On Motherhood, an artist statement

In the United States, mothers and children are marginalized, even though we represent a large consumer market. Our leadership work as mothers is undervalued and unpaid. Artists are often are treated similarly. We have held onto our visions as children do, insist on speaking our minds and do the work we love. Our work as artists is often not well compensated in comparison to other commercial markets of similar size and scope.

Female art students are often told in art school “if you want to be considered as a serious artist, don’t have children.” In the traditional model of being an artist, one’s life must be consumed by art making. Raising children is also all consuming. And yes, it has changed my life as an artist dramatically. I am more focused, organized, energized, inspired and determined to tell my story of being a professional artist and a “good mom.” My son shows me the world anew and I notice my own limited adult views.

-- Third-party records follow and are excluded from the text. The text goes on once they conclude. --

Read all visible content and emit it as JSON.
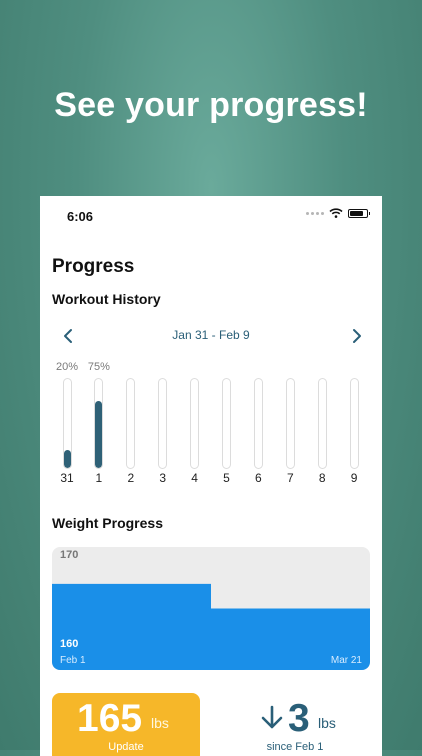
{
  "headline": "See your progress!",
  "status_bar": {
    "time": "6:06"
  },
  "page_title": "Progress",
  "workout_history": {
    "title": "Workout History",
    "date_range": "Jan 31 - Feb 9",
    "days": [
      {
        "label": "31",
        "fill": 0.2,
        "percent_label": "20%"
      },
      {
        "label": "1",
        "fill": 0.75,
        "percent_label": "75%"
      },
      {
        "label": "2",
        "fill": 0,
        "percent_label": ""
      },
      {
        "label": "3",
        "fill": 0,
        "percent_label": ""
      },
      {
        "label": "4",
        "fill": 0,
        "percent_label": ""
      },
      {
        "label": "5",
        "fill": 0,
        "percent_label": ""
      },
      {
        "label": "6",
        "fill": 0,
        "percent_label": ""
      },
      {
        "label": "7",
        "fill": 0,
        "percent_label": ""
      },
      {
        "label": "8",
        "fill": 0,
        "percent_label": ""
      },
      {
        "label": "9",
        "fill": 0,
        "percent_label": ""
      }
    ]
  },
  "weight_progress": {
    "title": "Weight Progress",
    "y_top_label": "170",
    "y_bottom_label": "160",
    "x_start_label": "Feb 1",
    "x_end_label": "Mar 21",
    "accent_color": "#1a8fe8"
  },
  "chart_data": {
    "type": "area",
    "x": [
      "Feb 1",
      "Mar 21"
    ],
    "series": [
      {
        "values": [
          167,
          165
        ]
      }
    ],
    "ylim": [
      160,
      170
    ]
  },
  "current_weight": {
    "value": "165",
    "unit": "lbs",
    "label": "Update"
  },
  "weight_change": {
    "value": "3",
    "unit": "lbs",
    "label": "since Feb 1",
    "direction": "down"
  },
  "colors": {
    "primary_dark": "#2f6177",
    "update_card": "#f6b729",
    "background": "#5a9a8b"
  }
}
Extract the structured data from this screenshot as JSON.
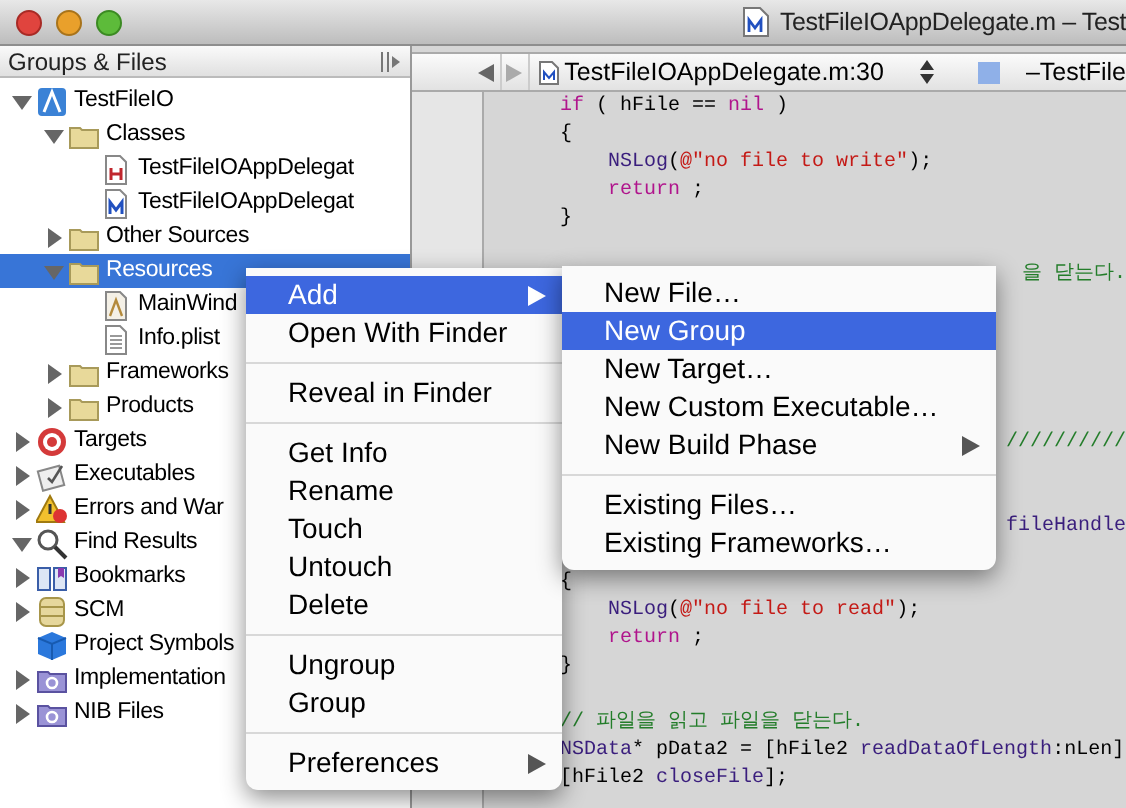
{
  "window": {
    "title": "TestFileIOAppDelegate.m – Test"
  },
  "sidebar": {
    "header": "Groups & Files",
    "items": [
      {
        "label": "TestFileIO",
        "kind": "project",
        "expanded": true,
        "selected": false,
        "children": [
          {
            "label": "Classes",
            "kind": "folder",
            "expanded": true,
            "selected": false,
            "children": [
              {
                "label": "TestFileIOAppDelegat",
                "kind": "h-file",
                "selected": false
              },
              {
                "label": "TestFileIOAppDelegat",
                "kind": "m-file",
                "selected": false
              }
            ]
          },
          {
            "label": "Other Sources",
            "kind": "folder",
            "expanded": false,
            "selected": false
          },
          {
            "label": "Resources",
            "kind": "folder",
            "expanded": true,
            "selected": true,
            "children": [
              {
                "label": "MainWind",
                "kind": "nib",
                "selected": false
              },
              {
                "label": "Info.plist",
                "kind": "plist",
                "selected": false
              }
            ]
          },
          {
            "label": "Frameworks",
            "kind": "folder",
            "expanded": false,
            "selected": false
          },
          {
            "label": "Products",
            "kind": "folder",
            "expanded": false,
            "selected": false
          }
        ]
      },
      {
        "label": "Targets",
        "kind": "target",
        "expanded": false,
        "selected": false
      },
      {
        "label": "Executables",
        "kind": "executable",
        "expanded": false,
        "selected": false
      },
      {
        "label": "Errors and War",
        "kind": "warning",
        "expanded": false,
        "selected": false
      },
      {
        "label": "Find Results",
        "kind": "find",
        "expanded": true,
        "selected": false
      },
      {
        "label": "Bookmarks",
        "kind": "bookmark",
        "expanded": false,
        "selected": false
      },
      {
        "label": "SCM",
        "kind": "scm",
        "expanded": false,
        "selected": false
      },
      {
        "label": "Project Symbols",
        "kind": "symbols",
        "selected": false
      },
      {
        "label": "Implementation",
        "kind": "smart-folder",
        "expanded": false,
        "selected": false
      },
      {
        "label": "NIB Files",
        "kind": "smart-folder",
        "expanded": false,
        "selected": false
      }
    ]
  },
  "navigation_bar": {
    "file": "TestFileIOAppDelegate.m:30",
    "symbol": "–TestFile"
  },
  "code_lines": [
    {
      "kind": "code",
      "segments": [
        {
          "kind": "keyword",
          "text": "if"
        },
        {
          "kind": "plain",
          "text": " ( hFile == "
        },
        {
          "kind": "keyword",
          "text": "nil"
        },
        {
          "kind": "plain",
          "text": " )"
        }
      ]
    },
    {
      "kind": "code",
      "segments": [
        {
          "kind": "plain",
          "text": "{"
        }
      ],
      "children": [
        {
          "kind": "code",
          "segments": [
            {
              "kind": "function",
              "text": "NSLog"
            },
            {
              "kind": "plain",
              "text": "("
            },
            {
              "kind": "string",
              "text": "@\"no file to write\""
            },
            {
              "kind": "plain",
              "text": ");"
            }
          ]
        },
        {
          "kind": "code",
          "segments": [
            {
              "kind": "keyword",
              "text": "return"
            },
            {
              "kind": "plain",
              "text": " ;"
            }
          ]
        }
      ]
    },
    {
      "kind": "code",
      "segments": [
        {
          "kind": "plain",
          "text": "}"
        }
      ]
    },
    {
      "kind": "blank"
    },
    {
      "kind": "partial",
      "segments": [
        {
          "kind": "comment",
          "text": "을 닫는다."
        }
      ]
    },
    {
      "kind": "blank"
    },
    {
      "kind": "blank"
    },
    {
      "kind": "blank"
    },
    {
      "kind": "blank"
    },
    {
      "kind": "blank"
    },
    {
      "kind": "partial",
      "segments": [
        {
          "kind": "comment",
          "text": "//////////"
        }
      ]
    },
    {
      "kind": "blank"
    },
    {
      "kind": "blank"
    },
    {
      "kind": "partial",
      "segments": [
        {
          "kind": "function",
          "text": "fileHandle"
        }
      ]
    },
    {
      "kind": "blank"
    },
    {
      "kind": "code",
      "segments": [
        {
          "kind": "plain",
          "text": "{"
        }
      ],
      "children": [
        {
          "kind": "code",
          "segments": [
            {
              "kind": "function",
              "text": "NSLog"
            },
            {
              "kind": "plain",
              "text": "("
            },
            {
              "kind": "string",
              "text": "@\"no file to read\""
            },
            {
              "kind": "plain",
              "text": ");"
            }
          ]
        },
        {
          "kind": "code",
          "segments": [
            {
              "kind": "keyword",
              "text": "return"
            },
            {
              "kind": "plain",
              "text": " ;"
            }
          ]
        }
      ]
    },
    {
      "kind": "code",
      "segments": [
        {
          "kind": "plain",
          "text": "}"
        }
      ]
    },
    {
      "kind": "blank"
    },
    {
      "kind": "code",
      "segments": [
        {
          "kind": "comment",
          "text": "// 파일을 읽고 파일을 닫는다."
        }
      ]
    },
    {
      "kind": "code",
      "segments": [
        {
          "kind": "function",
          "text": "NSData"
        },
        {
          "kind": "plain",
          "text": "* pData2 = [hFile2 "
        },
        {
          "kind": "function",
          "text": "readDataOfLength"
        },
        {
          "kind": "plain",
          "text": ":nLen]"
        }
      ]
    },
    {
      "kind": "code",
      "segments": [
        {
          "kind": "plain",
          "text": "[hFile2 "
        },
        {
          "kind": "function",
          "text": "closeFile"
        },
        {
          "kind": "plain",
          "text": "];"
        }
      ]
    }
  ],
  "context_menu": {
    "items": [
      {
        "kind": "item",
        "label": "Add",
        "selected": true,
        "submenu": true
      },
      {
        "kind": "item",
        "label": "Open With Finder",
        "selected": false,
        "submenu": false
      },
      {
        "kind": "separator"
      },
      {
        "kind": "item",
        "label": "Reveal in Finder",
        "selected": false,
        "submenu": false
      },
      {
        "kind": "separator"
      },
      {
        "kind": "item",
        "label": "Get Info",
        "selected": false,
        "submenu": false
      },
      {
        "kind": "item",
        "label": "Rename",
        "selected": false,
        "submenu": false
      },
      {
        "kind": "item",
        "label": "Touch",
        "selected": false,
        "submenu": false
      },
      {
        "kind": "item",
        "label": "Untouch",
        "selected": false,
        "submenu": false
      },
      {
        "kind": "item",
        "label": "Delete",
        "selected": false,
        "submenu": false
      },
      {
        "kind": "separator"
      },
      {
        "kind": "item",
        "label": "Ungroup",
        "selected": false,
        "submenu": false
      },
      {
        "kind": "item",
        "label": "Group",
        "selected": false,
        "submenu": false
      },
      {
        "kind": "separator"
      },
      {
        "kind": "item",
        "label": "Preferences",
        "selected": false,
        "submenu": true
      }
    ]
  },
  "submenu": {
    "items": [
      {
        "kind": "item",
        "label": "New File…",
        "selected": false,
        "submenu": false
      },
      {
        "kind": "item",
        "label": "New Group",
        "selected": true,
        "submenu": false
      },
      {
        "kind": "item",
        "label": "New Target…",
        "selected": false,
        "submenu": false
      },
      {
        "kind": "item",
        "label": "New Custom Executable…",
        "selected": false,
        "submenu": false
      },
      {
        "kind": "item",
        "label": "New Build Phase",
        "selected": false,
        "submenu": true
      },
      {
        "kind": "separator"
      },
      {
        "kind": "item",
        "label": "Existing Files…",
        "selected": false,
        "submenu": false
      },
      {
        "kind": "item",
        "label": "Existing Frameworks…",
        "selected": false,
        "submenu": false
      }
    ]
  }
}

My son has now gone off to college and I am entering a next stage of motherhood.  A friend told me that raising my son to be a sensitive, caring, loving young man who wants to contribute and “pay it forward,” was my best creative act.

First Comes Love

Explores the myth of the middle-class American dream. I am interested in the relationships between men and women as they attempt to reconcile this myth with the reality of day-to-day life. Using found, domestic objects that are coded with cultural meaning and gender stereotypes, I transform the objects with images and text to give insight into the narrative of quotidian life.

Life in Diapers

A set of 40 painted cloth diapers chronicles my first year with my son. I chose diapers as my canvas because of their cultural symbolism. We often speak of raising children as being an endless job of changing diaper after diaper. Using diapers as a primary art material serves to honor our parents who changed all of our diapers.

Our Mother Mary Found

While living in Italy in 2000, I noticed that the images and ideals of the Virgin Mary were woven into the fabric of Italian culture. I began to look deeper into the iconic symbolism of the “Madonna.”

Our Mother Mary Found re-interprets Christianity by personifying Mary’s life as a Jewish mother. I recognized that Mary’s Jewish identity could open a new approach to interfaith dialogue. The sacredness of a mother’s love goes beyond religion, emphasizing humanity as the foundation of these two world religions.

This collection of ten rustic household tools, found in Italy, illustrate my personal Jewish interpretation of the archetypal story of Mary. Each hand-hewn object was chosen for its shape, function or symbolism to represent an episode in Mary’s legendary story as depicted in Italian paintings of the Medieval, Renaissance and Baroque periods. A Jewish prayer, excerpted from an 18th century Italian prayer book,* is gilded in Hebrew, English and Italian on each object. These prayers reflect the chapters in Mary’s life as she raised her son in the Jewish tradition.

Images of Mary hands, drawn from historical Italian paintings, are also rendered in gold leaf on each object to illuminate them. Mary’s hands give symbolic form to the traditional narrative of maternal love and devotion. In researching the Italian paintings, I noticed that the hand gestures communicated a recognizable pattern of edifying human emotions. Our Mother Mary Found juxtaposes these historic visual codes against the more pragmatic reality of a woman whose daily labor as a mother and faithful Jew gave birth to a prophet and nurtured a revolutionary.

* A Book of Prayers for the Married Jewish Woman, written in the year 5546 (1786) for Mrs. Yehudit Kutscher Coen and presented by Giuseppe Coen. Edited and translated as Out of the Depths I Call to You, by Rabbi Nina Beth Cardin © 1995, 1992, Jason Aronson, Inc. Publishers.

Out of the Frying Pan

Seven frying pans are hung from men’s belts. Text from The Total Woman, written by Marabel Morgan in 1970 as a response to the feminist movement, is sandblasted into round mirrors stuck in the pan. As viewers read the text, they will see themselves in the mirrors. I ask them to take a look at how much has changed and improved as a result of feminism, and to consider how much remains the same within the male/female relationship.

more about Beth…

Beth Grossman is a socio-political artist, who sees the visual as a way to create community dialog. Her art is a comfortable point of entry into the ongoing dialog about ‘correct’ history, the life-shaping force of religion and the power of social beliefs. The artist takes creative liberty with these charged topics and makes them accessible with beauty and humor. By shifting the context of familiar objects, words and images, she opens them up for fresh examinations that are by turn playful, stimulating and thought provoking.
Grossman’s search for simple truths in collective memory has led her to illuminate personal stories. For her, art is not a thing, but a way to communicate. It is the importance of that dialogue that her artworks, public projects and events are intended to foster.

http://www.bethgrossman.com/